*** Opening Recorded data ***
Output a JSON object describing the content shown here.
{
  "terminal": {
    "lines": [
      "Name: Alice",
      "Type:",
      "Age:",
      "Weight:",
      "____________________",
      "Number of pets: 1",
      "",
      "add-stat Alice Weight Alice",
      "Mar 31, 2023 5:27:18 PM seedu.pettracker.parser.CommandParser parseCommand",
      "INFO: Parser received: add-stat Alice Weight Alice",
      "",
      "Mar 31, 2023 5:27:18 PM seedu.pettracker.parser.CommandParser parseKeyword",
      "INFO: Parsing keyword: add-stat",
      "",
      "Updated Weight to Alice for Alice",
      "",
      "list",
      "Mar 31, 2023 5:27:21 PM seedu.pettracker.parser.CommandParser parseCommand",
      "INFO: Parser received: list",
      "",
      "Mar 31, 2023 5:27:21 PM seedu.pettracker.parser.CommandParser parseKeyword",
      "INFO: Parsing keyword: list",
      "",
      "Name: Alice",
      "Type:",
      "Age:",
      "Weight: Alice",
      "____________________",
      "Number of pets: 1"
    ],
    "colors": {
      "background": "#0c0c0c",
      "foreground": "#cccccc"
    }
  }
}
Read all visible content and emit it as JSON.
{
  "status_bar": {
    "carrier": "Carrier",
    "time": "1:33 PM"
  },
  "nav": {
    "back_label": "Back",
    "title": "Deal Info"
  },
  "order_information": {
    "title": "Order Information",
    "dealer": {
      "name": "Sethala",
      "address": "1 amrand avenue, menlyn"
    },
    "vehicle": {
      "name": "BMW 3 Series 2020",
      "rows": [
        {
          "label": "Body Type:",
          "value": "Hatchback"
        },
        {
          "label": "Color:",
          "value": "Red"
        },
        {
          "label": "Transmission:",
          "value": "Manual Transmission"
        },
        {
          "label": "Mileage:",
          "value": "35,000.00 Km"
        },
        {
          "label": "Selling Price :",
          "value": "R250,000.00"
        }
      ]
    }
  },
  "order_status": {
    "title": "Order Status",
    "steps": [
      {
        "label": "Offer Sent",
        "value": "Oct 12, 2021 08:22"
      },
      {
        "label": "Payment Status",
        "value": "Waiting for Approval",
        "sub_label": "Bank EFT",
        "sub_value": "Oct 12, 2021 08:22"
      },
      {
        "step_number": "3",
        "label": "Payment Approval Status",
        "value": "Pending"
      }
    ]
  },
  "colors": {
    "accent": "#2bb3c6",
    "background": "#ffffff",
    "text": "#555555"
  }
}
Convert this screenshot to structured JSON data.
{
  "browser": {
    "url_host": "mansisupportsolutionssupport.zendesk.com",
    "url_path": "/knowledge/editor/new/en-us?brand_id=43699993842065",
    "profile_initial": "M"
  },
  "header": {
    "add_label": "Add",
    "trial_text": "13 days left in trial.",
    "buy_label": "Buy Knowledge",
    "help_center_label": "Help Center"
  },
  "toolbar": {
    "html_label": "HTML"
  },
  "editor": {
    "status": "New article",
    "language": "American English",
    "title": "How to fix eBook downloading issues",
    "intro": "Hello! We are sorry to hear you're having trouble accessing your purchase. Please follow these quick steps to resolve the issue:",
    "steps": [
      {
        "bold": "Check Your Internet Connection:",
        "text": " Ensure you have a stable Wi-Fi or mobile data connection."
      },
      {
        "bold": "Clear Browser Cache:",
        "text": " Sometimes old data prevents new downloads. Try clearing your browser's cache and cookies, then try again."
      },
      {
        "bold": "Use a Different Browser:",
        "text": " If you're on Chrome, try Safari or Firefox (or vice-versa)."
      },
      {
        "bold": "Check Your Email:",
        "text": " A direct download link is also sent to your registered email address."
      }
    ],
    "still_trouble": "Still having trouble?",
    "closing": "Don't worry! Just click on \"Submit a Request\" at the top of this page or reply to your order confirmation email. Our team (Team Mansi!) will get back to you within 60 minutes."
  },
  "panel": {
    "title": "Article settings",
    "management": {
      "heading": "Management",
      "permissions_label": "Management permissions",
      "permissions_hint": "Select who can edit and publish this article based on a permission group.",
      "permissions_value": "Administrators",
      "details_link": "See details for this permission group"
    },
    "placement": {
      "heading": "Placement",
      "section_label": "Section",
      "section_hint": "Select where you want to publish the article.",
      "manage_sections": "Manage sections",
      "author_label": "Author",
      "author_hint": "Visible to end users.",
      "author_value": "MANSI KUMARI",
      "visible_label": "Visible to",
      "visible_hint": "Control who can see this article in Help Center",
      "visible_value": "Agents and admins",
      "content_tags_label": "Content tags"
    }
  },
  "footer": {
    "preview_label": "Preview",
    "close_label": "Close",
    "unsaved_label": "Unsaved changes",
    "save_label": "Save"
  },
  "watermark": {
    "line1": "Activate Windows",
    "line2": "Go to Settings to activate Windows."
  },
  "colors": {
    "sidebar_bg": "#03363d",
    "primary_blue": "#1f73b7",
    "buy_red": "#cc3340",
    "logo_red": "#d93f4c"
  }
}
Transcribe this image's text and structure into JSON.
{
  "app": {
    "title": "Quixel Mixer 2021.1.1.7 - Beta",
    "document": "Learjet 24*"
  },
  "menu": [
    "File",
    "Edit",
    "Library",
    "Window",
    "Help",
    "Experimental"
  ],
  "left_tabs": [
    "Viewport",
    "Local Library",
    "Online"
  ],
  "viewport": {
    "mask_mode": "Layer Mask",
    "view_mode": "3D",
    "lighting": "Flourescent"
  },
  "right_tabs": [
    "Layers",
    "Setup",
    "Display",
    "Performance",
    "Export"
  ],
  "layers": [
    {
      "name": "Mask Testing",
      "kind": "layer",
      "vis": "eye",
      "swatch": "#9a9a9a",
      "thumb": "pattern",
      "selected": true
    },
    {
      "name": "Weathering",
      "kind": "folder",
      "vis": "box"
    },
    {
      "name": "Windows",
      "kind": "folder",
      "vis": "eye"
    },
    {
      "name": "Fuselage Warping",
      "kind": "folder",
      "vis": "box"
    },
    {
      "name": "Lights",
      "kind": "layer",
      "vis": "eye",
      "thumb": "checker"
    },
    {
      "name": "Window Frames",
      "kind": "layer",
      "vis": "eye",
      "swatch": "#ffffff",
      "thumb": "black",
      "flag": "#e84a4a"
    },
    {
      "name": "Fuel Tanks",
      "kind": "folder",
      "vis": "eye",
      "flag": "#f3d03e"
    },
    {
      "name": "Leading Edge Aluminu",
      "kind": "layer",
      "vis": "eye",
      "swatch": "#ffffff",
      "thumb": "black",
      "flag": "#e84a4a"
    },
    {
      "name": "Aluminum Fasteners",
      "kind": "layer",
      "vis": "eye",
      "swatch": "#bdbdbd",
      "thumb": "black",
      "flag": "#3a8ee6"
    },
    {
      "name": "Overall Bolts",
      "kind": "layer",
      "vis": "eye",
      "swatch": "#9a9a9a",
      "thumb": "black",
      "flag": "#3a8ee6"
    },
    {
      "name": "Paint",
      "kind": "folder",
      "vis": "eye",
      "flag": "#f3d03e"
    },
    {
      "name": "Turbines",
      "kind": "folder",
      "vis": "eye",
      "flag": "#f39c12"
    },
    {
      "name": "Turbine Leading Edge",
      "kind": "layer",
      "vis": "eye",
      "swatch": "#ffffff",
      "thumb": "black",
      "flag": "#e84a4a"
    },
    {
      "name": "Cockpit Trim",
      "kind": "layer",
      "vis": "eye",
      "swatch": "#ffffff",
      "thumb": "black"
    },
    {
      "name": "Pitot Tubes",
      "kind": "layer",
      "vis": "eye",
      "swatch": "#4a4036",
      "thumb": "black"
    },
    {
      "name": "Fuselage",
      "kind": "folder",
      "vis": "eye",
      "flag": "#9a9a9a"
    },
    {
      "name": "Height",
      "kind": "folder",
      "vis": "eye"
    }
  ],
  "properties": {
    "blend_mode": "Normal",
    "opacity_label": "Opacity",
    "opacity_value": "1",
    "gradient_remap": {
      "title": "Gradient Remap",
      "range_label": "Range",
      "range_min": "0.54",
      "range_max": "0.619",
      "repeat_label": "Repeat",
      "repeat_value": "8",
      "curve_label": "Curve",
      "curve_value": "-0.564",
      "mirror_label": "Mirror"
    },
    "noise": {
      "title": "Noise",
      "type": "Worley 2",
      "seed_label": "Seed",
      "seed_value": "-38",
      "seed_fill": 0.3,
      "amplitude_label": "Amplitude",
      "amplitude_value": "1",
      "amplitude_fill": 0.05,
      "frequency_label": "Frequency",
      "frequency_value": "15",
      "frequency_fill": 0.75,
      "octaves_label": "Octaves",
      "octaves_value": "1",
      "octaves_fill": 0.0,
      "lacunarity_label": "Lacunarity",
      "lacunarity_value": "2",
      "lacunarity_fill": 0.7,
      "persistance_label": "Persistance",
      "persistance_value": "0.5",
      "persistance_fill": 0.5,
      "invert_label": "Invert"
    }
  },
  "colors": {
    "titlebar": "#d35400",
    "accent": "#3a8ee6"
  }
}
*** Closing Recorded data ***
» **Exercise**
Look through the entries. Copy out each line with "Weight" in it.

» **Answer to the exercise**
      "Weight:",
      "add-stat Alice Weight Alice",
      "INFO: Parser received: add-stat Alice Weight Alice",
      "Updated Weight to Alice for Alice",
      "Weight: Alice",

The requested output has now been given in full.